→ Task statement: Filter the entries below, keeping only lines with the word "example".

Entries provided Start Marker

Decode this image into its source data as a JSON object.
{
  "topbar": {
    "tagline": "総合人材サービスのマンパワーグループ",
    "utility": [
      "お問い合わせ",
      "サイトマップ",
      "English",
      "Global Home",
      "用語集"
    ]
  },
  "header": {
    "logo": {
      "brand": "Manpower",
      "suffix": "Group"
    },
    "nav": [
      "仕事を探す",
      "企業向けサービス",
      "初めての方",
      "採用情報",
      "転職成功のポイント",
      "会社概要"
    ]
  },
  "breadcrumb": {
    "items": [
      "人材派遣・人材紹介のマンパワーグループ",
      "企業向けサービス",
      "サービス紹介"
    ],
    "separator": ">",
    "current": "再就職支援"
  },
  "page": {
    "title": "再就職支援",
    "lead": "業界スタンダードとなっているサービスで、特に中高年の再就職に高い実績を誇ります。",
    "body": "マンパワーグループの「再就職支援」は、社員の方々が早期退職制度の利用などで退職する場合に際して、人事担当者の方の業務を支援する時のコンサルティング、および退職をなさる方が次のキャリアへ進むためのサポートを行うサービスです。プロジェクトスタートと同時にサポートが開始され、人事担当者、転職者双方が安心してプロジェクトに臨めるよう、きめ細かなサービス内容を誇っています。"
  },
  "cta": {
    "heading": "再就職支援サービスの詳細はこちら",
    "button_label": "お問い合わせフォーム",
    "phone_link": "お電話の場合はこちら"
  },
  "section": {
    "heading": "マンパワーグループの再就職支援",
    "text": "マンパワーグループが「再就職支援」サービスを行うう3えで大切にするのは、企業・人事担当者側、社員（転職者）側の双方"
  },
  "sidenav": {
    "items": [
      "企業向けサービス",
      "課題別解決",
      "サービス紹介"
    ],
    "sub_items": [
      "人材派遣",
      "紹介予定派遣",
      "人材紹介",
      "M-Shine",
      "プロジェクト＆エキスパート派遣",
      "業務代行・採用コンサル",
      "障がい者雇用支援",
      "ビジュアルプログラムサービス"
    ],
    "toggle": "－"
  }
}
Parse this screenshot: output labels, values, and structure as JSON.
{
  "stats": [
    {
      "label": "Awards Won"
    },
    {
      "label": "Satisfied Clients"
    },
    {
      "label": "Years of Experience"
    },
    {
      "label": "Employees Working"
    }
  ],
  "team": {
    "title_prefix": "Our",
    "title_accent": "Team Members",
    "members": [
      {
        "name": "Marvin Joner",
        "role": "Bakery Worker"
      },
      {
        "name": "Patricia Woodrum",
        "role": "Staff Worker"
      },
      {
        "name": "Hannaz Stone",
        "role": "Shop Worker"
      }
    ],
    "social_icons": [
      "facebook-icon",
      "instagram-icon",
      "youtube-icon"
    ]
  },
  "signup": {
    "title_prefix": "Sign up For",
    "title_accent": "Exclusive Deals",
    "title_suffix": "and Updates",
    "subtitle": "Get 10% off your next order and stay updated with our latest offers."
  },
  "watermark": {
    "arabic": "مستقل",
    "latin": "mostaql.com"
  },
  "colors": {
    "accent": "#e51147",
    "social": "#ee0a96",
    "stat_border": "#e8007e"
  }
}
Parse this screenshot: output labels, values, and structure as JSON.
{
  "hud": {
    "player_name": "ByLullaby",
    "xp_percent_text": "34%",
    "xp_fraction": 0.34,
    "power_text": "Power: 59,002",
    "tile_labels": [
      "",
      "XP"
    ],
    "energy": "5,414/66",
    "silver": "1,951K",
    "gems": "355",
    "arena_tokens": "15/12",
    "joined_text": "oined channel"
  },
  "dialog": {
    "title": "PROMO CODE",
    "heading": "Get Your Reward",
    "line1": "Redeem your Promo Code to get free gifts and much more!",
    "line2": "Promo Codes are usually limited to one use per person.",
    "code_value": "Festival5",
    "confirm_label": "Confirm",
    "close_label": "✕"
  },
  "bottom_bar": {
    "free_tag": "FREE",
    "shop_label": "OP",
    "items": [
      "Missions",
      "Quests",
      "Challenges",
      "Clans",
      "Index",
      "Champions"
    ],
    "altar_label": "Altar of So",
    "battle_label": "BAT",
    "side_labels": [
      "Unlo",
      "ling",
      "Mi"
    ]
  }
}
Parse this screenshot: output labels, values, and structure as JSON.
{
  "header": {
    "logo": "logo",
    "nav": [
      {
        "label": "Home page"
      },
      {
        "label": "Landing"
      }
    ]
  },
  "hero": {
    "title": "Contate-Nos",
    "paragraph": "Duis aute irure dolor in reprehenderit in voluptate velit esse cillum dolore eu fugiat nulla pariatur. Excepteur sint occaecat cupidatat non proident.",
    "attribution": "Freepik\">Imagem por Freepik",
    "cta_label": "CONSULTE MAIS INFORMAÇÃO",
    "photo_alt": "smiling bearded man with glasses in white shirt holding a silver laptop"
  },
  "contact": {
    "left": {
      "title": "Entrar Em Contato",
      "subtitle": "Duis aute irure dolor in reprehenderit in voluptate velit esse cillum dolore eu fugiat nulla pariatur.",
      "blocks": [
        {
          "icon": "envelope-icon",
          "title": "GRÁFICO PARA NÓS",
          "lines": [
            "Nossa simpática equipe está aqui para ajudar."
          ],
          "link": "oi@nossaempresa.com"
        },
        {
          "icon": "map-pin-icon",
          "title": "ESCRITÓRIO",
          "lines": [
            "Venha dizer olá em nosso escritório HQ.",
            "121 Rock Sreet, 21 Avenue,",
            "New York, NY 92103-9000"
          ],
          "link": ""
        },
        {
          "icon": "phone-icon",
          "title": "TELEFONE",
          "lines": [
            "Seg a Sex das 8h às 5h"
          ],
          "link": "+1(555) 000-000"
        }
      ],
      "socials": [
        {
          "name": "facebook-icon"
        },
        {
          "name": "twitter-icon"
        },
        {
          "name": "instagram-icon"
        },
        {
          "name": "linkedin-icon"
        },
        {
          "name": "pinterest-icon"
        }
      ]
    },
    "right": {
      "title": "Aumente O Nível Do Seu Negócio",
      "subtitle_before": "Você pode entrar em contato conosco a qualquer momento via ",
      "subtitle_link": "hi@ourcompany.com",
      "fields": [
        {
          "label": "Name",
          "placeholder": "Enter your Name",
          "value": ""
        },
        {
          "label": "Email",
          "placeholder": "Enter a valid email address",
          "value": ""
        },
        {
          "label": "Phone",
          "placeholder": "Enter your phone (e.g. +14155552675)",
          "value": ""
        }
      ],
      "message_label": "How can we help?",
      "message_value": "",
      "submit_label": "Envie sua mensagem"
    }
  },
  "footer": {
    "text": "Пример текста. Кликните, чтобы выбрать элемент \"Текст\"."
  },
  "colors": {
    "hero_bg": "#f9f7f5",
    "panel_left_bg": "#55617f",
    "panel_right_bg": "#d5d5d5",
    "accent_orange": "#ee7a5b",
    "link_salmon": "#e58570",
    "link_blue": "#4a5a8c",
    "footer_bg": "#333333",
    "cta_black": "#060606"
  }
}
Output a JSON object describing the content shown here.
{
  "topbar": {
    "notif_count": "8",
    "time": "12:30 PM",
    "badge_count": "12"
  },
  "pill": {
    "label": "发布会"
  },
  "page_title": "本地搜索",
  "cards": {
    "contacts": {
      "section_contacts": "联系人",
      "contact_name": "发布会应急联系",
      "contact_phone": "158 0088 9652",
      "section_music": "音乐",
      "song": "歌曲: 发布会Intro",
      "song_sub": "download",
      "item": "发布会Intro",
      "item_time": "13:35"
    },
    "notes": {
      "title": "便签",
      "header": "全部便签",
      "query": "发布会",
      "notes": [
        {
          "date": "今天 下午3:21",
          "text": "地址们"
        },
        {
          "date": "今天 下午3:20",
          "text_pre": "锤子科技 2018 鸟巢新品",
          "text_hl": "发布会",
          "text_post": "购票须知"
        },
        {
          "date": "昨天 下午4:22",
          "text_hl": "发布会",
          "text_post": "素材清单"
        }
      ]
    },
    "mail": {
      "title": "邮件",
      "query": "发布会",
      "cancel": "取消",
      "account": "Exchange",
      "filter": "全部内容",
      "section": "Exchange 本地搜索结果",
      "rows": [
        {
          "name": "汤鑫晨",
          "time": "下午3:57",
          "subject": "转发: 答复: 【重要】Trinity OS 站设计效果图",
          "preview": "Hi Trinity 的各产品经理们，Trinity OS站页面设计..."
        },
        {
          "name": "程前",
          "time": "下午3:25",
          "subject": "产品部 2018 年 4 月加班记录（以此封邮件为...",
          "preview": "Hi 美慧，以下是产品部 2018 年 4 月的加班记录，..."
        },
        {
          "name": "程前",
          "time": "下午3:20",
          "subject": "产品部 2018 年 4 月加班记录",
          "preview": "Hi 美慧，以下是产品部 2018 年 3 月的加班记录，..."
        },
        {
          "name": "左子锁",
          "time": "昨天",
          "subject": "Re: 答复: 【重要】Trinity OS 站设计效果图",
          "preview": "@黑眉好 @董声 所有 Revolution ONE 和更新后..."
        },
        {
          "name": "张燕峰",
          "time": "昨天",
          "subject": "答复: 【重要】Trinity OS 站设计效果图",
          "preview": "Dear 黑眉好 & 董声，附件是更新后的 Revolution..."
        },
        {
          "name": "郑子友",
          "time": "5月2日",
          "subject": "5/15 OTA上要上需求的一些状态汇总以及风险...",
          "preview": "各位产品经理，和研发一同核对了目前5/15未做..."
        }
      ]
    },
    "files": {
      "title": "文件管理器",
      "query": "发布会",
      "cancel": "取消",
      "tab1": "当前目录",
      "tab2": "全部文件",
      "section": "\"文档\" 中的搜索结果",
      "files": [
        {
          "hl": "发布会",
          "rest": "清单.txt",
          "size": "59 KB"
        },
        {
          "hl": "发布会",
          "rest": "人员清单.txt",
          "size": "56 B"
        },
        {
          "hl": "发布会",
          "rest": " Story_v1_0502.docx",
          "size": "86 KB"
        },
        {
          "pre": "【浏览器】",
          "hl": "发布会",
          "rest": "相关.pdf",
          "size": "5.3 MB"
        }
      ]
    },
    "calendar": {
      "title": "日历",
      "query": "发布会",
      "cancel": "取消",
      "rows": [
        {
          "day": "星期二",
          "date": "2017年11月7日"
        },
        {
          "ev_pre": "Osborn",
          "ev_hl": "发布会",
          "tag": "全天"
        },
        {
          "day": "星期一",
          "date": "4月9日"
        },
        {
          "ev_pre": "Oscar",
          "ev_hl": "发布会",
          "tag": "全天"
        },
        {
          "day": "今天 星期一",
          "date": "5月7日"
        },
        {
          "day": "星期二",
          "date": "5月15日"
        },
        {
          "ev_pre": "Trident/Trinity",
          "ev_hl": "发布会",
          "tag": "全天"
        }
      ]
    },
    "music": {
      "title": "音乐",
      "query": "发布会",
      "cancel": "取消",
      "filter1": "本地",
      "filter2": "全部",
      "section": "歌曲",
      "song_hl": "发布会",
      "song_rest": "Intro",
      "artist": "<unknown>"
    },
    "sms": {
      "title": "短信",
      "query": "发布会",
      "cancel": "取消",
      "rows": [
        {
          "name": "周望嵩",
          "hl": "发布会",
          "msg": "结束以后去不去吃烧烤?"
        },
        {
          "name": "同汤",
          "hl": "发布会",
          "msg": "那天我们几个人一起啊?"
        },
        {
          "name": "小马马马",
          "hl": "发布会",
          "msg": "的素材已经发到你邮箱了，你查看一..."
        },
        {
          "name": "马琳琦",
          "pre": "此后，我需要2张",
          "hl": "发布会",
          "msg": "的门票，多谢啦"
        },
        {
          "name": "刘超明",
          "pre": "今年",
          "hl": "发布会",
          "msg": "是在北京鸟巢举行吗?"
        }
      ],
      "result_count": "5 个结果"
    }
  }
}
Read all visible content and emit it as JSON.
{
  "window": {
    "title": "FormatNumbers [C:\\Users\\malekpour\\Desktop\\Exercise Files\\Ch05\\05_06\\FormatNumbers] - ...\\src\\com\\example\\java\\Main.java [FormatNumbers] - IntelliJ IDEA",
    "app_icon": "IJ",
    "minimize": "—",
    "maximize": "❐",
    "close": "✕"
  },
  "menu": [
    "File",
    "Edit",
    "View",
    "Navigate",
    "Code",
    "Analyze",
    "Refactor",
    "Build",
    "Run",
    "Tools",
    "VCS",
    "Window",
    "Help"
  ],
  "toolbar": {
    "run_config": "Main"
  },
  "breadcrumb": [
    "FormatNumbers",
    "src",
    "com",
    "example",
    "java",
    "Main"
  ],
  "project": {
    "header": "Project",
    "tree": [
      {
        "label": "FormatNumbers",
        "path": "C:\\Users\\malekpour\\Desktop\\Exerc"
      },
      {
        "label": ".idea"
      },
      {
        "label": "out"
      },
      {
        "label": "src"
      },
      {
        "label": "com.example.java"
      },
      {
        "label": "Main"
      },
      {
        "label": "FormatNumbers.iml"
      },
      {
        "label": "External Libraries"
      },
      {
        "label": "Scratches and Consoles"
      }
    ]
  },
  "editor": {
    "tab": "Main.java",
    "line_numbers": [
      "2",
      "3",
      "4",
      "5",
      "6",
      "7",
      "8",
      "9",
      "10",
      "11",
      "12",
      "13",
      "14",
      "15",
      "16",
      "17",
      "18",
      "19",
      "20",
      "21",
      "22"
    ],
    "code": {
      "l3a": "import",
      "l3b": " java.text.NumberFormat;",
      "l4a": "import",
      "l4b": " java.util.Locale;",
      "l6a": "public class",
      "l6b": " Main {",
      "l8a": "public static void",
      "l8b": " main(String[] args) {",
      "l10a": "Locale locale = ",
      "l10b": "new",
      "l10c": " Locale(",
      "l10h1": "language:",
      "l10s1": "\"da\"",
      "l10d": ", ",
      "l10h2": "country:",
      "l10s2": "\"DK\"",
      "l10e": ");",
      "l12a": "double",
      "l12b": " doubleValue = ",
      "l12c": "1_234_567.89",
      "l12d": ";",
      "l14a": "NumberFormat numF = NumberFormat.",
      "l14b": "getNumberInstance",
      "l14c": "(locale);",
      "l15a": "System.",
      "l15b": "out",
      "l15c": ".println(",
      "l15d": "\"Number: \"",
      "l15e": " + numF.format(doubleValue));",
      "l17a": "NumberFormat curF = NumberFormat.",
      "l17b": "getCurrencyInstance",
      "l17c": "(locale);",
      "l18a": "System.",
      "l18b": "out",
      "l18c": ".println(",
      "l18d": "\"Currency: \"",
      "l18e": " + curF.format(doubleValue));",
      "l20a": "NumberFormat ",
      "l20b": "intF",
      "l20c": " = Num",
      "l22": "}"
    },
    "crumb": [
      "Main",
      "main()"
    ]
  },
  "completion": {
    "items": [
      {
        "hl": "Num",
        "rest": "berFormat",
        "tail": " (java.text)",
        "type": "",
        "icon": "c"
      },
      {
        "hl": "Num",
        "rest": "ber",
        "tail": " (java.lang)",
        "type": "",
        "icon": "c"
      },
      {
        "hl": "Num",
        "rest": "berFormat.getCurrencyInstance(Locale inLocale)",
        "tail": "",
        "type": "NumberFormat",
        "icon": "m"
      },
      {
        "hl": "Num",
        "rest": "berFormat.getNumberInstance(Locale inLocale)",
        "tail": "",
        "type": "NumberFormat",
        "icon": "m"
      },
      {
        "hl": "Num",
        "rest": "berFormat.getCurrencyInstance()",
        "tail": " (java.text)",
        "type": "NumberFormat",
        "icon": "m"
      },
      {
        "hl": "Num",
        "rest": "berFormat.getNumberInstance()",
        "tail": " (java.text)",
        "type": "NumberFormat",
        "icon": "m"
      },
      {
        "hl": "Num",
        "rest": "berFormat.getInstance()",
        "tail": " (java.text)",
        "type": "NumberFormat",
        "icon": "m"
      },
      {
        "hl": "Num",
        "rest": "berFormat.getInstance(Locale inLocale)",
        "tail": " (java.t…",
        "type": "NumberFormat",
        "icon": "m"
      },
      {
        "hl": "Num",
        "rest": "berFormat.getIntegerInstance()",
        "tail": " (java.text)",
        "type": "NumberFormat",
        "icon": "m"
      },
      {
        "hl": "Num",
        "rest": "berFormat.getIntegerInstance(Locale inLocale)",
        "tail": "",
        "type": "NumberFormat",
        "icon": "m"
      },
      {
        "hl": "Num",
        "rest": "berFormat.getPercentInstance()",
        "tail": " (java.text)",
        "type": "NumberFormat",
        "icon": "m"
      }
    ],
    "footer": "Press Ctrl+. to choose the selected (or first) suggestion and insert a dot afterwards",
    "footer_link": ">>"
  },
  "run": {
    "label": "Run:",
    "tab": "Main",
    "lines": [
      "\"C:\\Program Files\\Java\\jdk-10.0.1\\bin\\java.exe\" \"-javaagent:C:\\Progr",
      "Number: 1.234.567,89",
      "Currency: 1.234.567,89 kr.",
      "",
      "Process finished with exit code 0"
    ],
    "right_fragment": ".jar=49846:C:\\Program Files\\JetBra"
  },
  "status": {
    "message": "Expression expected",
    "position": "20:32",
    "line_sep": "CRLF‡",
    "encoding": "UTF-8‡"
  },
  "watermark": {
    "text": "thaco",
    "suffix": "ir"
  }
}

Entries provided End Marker

→ Response below:
    "title": "FormatNumbers [C:\\Users\\malekpour\\Desktop\\Exercise Files\\Ch05\\05_06\\FormatNumbers] - ...\\src\\com\\example\\java\\Main.java [FormatNumbers] - IntelliJ IDEA",
    "example",
        "label": "com.example.java"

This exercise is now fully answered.